New Skills for the New Year
Every day is a new year, with new knowledge, skills, and desire. The new year can be daunting to those of us who choose to make New Year’s resolutions. A resolution can create a tremendous amount of internal and external pressure to stick to an arbitrary or capricious goal. Just know, this pressure is simply an obstacle, void, or shortage that we create for ourselves; this can be avoided by creating effective habits every day of the year.
More Than Desire
It takes more than just a desire to create these effective habits. If you don’t believe it, ask anyone who has tried to quit smoking or drinking. We need to combine the right knowledge and skills with desire. Having the right knowledge to create a habit is the first step in the process. The “right” knowledge is knowing what change you want to make, how to make it, and aligning it with your goals. This will pay dividends when you finally take action.
Take a Skills Inventory
How can you plan about making this change without the skills of these effective habits? Understanding the skills that you do have, want, or need, to enable you to make the change is very important. Equally important is knowing the skills that you do not have, you want to have, or need. Knowing what skills are limiting or preventing a successful change is the first step to acquiring those talents.
Intend on Intention
Utilize the power of intention every day to gain the skills needed to affect change in your life. Taking stock of the reasons that you want to make a change is a great way to focus on yourself. Building a pros and cons list is a great exercise to help gain the perspective of change. Combine your newfound desire with knowledge and skills to accomplish your goals and avoid any internal struggle or pressure that you may manifest for yourself. Remember, every day is a new year. We need to have the skills, knowledge, and desire in order to manifest what we want rapidly and accurately every day.
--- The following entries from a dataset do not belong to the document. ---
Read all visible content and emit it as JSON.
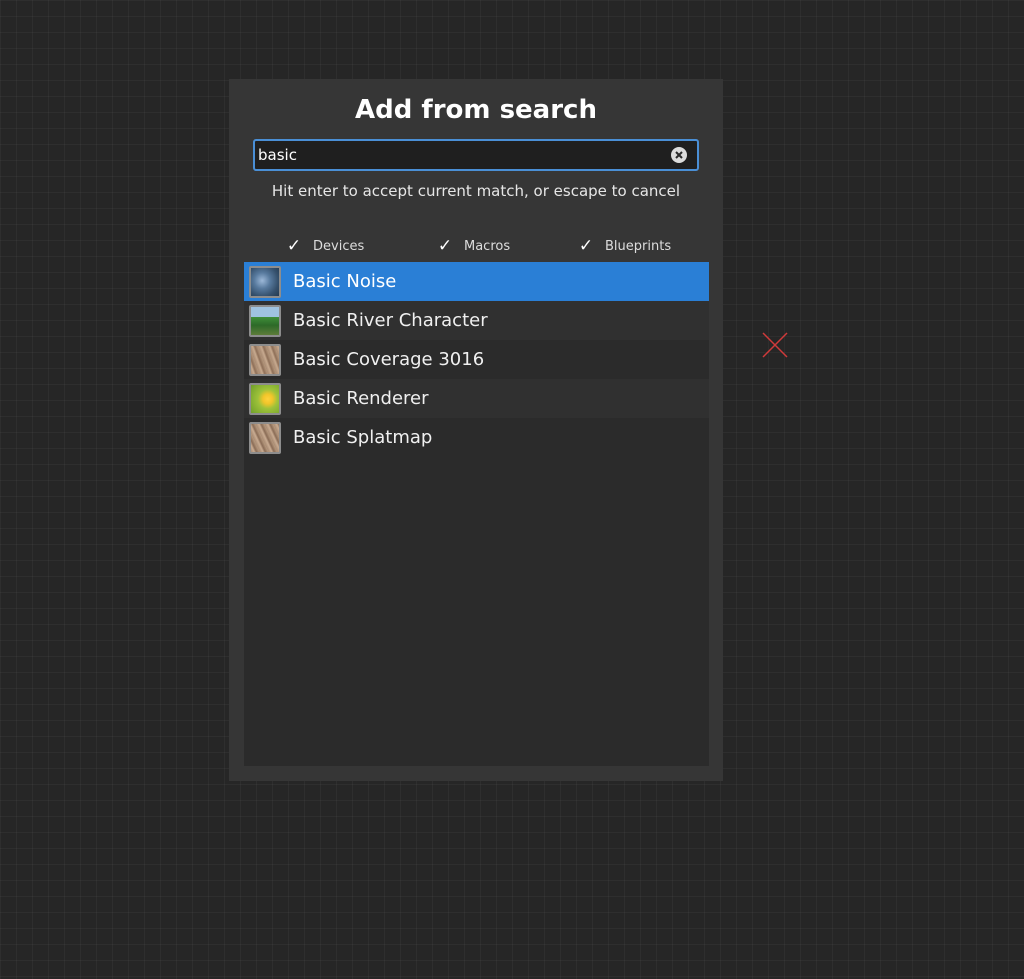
{
  "dialog": {
    "title": "Add from search",
    "search": {
      "value": "basic",
      "clear_icon": "close-circle-icon"
    },
    "hint": "Hit enter to accept current match, or escape to cancel",
    "filters": [
      {
        "label": "Devices",
        "checked": true
      },
      {
        "label": "Macros",
        "checked": true
      },
      {
        "label": "Blueprints",
        "checked": true
      }
    ],
    "results": [
      {
        "label": "Basic Noise",
        "icon": "noise-thumbnail-icon",
        "selected": true
      },
      {
        "label": "Basic River Character",
        "icon": "river-thumbnail-icon",
        "selected": false
      },
      {
        "label": "Basic Coverage 3016",
        "icon": "coverage-thumbnail-icon",
        "selected": false
      },
      {
        "label": "Basic Renderer",
        "icon": "renderer-thumbnail-icon",
        "selected": false
      },
      {
        "label": "Basic Splatmap",
        "icon": "splatmap-thumbnail-icon",
        "selected": false
      }
    ]
  },
  "canvas": {
    "marker_icon": "red-x-marker-icon",
    "marker_color": "#d03a3a"
  },
  "colors": {
    "accent": "#2a7fd6",
    "search_border": "#4a8fd6",
    "dialog_bg": "#363636",
    "list_bg": "#2b2b2b"
  }
}
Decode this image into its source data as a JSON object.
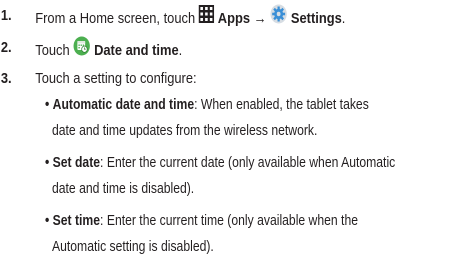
{
  "steps": [
    {
      "number": "1.",
      "text_before": "From a Home screen, touch ",
      "apps_label": "Apps",
      "arrow": "→",
      "settings_label": "Settings",
      "end": "."
    },
    {
      "number": "2.",
      "text_before": "Touch ",
      "item_label": "Date and time",
      "end": "."
    },
    {
      "number": "3.",
      "text": "Touch a setting to configure:"
    }
  ],
  "bullets": [
    {
      "term": "Automatic date and time",
      "line1": ": When enabled, the tablet takes",
      "line2": "date and time updates from the wireless network."
    },
    {
      "term": "Set date",
      "line1": ": Enter the current date (only available when Automatic",
      "line2": "date and time is disabled)."
    },
    {
      "term": "Set time",
      "line1": ": Enter the current time (only available when the",
      "line2": "Automatic setting is disabled)."
    }
  ],
  "icons": {
    "apps": "apps-grid-icon",
    "settings": "settings-gear-icon",
    "date_time": "date-and-time-icon"
  },
  "colors": {
    "text": "#231f20",
    "date_icon_green": "#4caf50",
    "settings_icon_blue": "#3a8fd6"
  }
}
Detach yourself from the outcome. Understand that happiness is the pursuit of our potential.
By: David Meltzer